- **Work instructions**
One exact copy of the listing, minus the images, is the required answer.

- **Provided material**
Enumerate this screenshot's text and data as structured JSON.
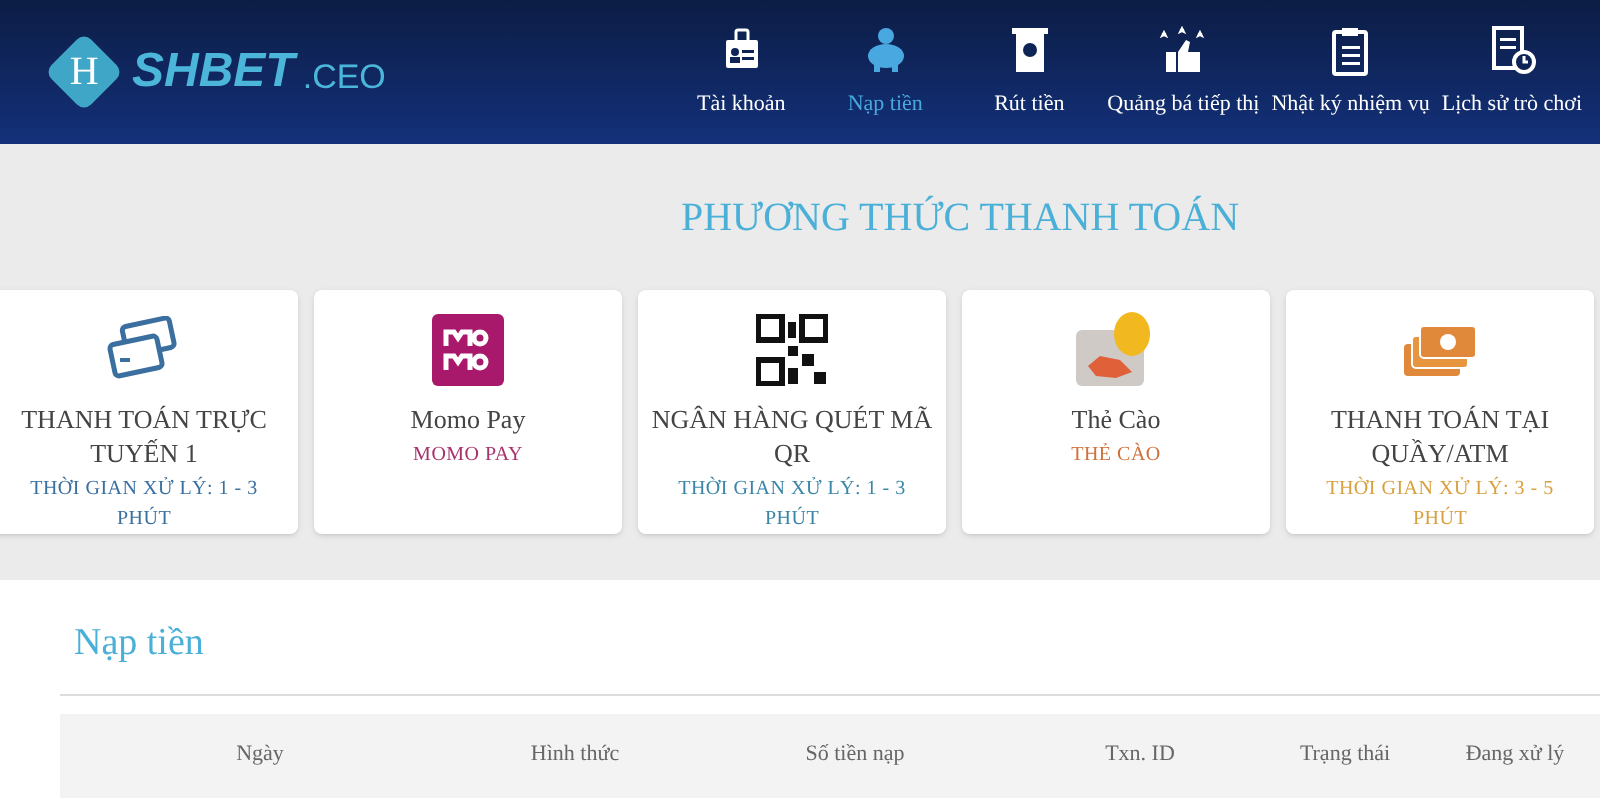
{
  "header": {
    "logo": {
      "mark": "H",
      "name": "SHBET",
      "suffix": ".CEO"
    },
    "nav": [
      {
        "kind": "account",
        "label": "Tài khoản",
        "selected": false
      },
      {
        "kind": "piggy",
        "label": "Nạp tiền",
        "selected": true
      },
      {
        "kind": "atm",
        "label": "Rút tiền",
        "selected": false
      },
      {
        "kind": "thumbs",
        "label": "Quảng bá tiếp thị",
        "selected": false
      },
      {
        "kind": "clipboard",
        "label": "Nhật ký nhiệm vụ",
        "selected": false
      },
      {
        "kind": "history",
        "label": "Lịch sử trò chơi",
        "selected": false
      }
    ]
  },
  "title": "PHƯƠNG THỨC THANH TOÁN",
  "methods": [
    {
      "kind": "cards",
      "name": "THANH TOÁN TRỰC TUYẾN 1",
      "note": "THỜI GIAN XỬ LÝ: 1 - 3 PHÚT",
      "color": "#3a6fa0"
    },
    {
      "kind": "momo",
      "name": "Momo Pay",
      "note": "MOMO PAY",
      "color": "#a8326e"
    },
    {
      "kind": "qr",
      "name": "NGÂN HÀNG QUÉT MÃ QR",
      "note": "THỜI GIAN XỬ LÝ: 1 - 3 PHÚT",
      "color": "#3a85a8"
    },
    {
      "kind": "scratch",
      "name": "Thẻ Cào",
      "note": "THẺ CÀO",
      "color": "#d0703a"
    },
    {
      "kind": "cash",
      "name": "THANH TOÁN TẠI QUẦY/ATM",
      "note": "THỜI GIAN XỬ LÝ: 3 - 5 PHÚT",
      "color": "#d9a040"
    }
  ],
  "deposit": {
    "title": "Nạp tiền",
    "columns": [
      "Ngày",
      "Hình thức",
      "Số tiền nạp",
      "Txn. ID",
      "Trạng thái",
      "Đang xử lý"
    ]
  }
}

- **Response for this exercise**
Enumerate this screenshot's text and data as structured JSON.
{
  "header": {
    "logo": {
      "mark": "H",
      "name": "SHBET",
      "suffix": ".CEO"
    },
    "nav": [
      {
        "kind": "account",
        "label": "Tài khoản",
        "selected": false
      },
      {
        "kind": "piggy",
        "label": "Nạp tiền",
        "selected": true
      },
      {
        "kind": "atm",
        "label": "Rút tiền",
        "selected": false
      },
      {
        "kind": "thumbs",
        "label": "Quảng bá tiếp thị",
        "selected": false
      },
      {
        "kind": "clipboard",
        "label": "Nhật ký nhiệm vụ",
        "selected": false
      },
      {
        "kind": "history",
        "label": "Lịch sử trò chơi",
        "selected": false
      }
    ]
  },
  "title": "PHƯƠNG THỨC THANH TOÁN",
  "methods": [
    {
      "kind": "cards",
      "name": "THANH TOÁN TRỰC TUYẾN 1",
      "note": "THỜI GIAN XỬ LÝ: 1 - 3 PHÚT",
      "color": "#3a6fa0"
    },
    {
      "kind": "momo",
      "name": "Momo Pay",
      "note": "MOMO PAY",
      "color": "#a8326e"
    },
    {
      "kind": "qr",
      "name": "NGÂN HÀNG QUÉT MÃ QR",
      "note": "THỜI GIAN XỬ LÝ: 1 - 3 PHÚT",
      "color": "#3a85a8"
    },
    {
      "kind": "scratch",
      "name": "Thẻ Cào",
      "note": "THẺ CÀO",
      "color": "#d0703a"
    },
    {
      "kind": "cash",
      "name": "THANH TOÁN TẠI QUẦY/ATM",
      "note": "THỜI GIAN XỬ LÝ: 3 - 5 PHÚT",
      "color": "#d9a040"
    }
  ],
  "deposit": {
    "title": "Nạp tiền",
    "columns": [
      "Ngày",
      "Hình thức",
      "Số tiền nạp",
      "Txn. ID",
      "Trạng thái",
      "Đang xử lý"
    ]
  }
}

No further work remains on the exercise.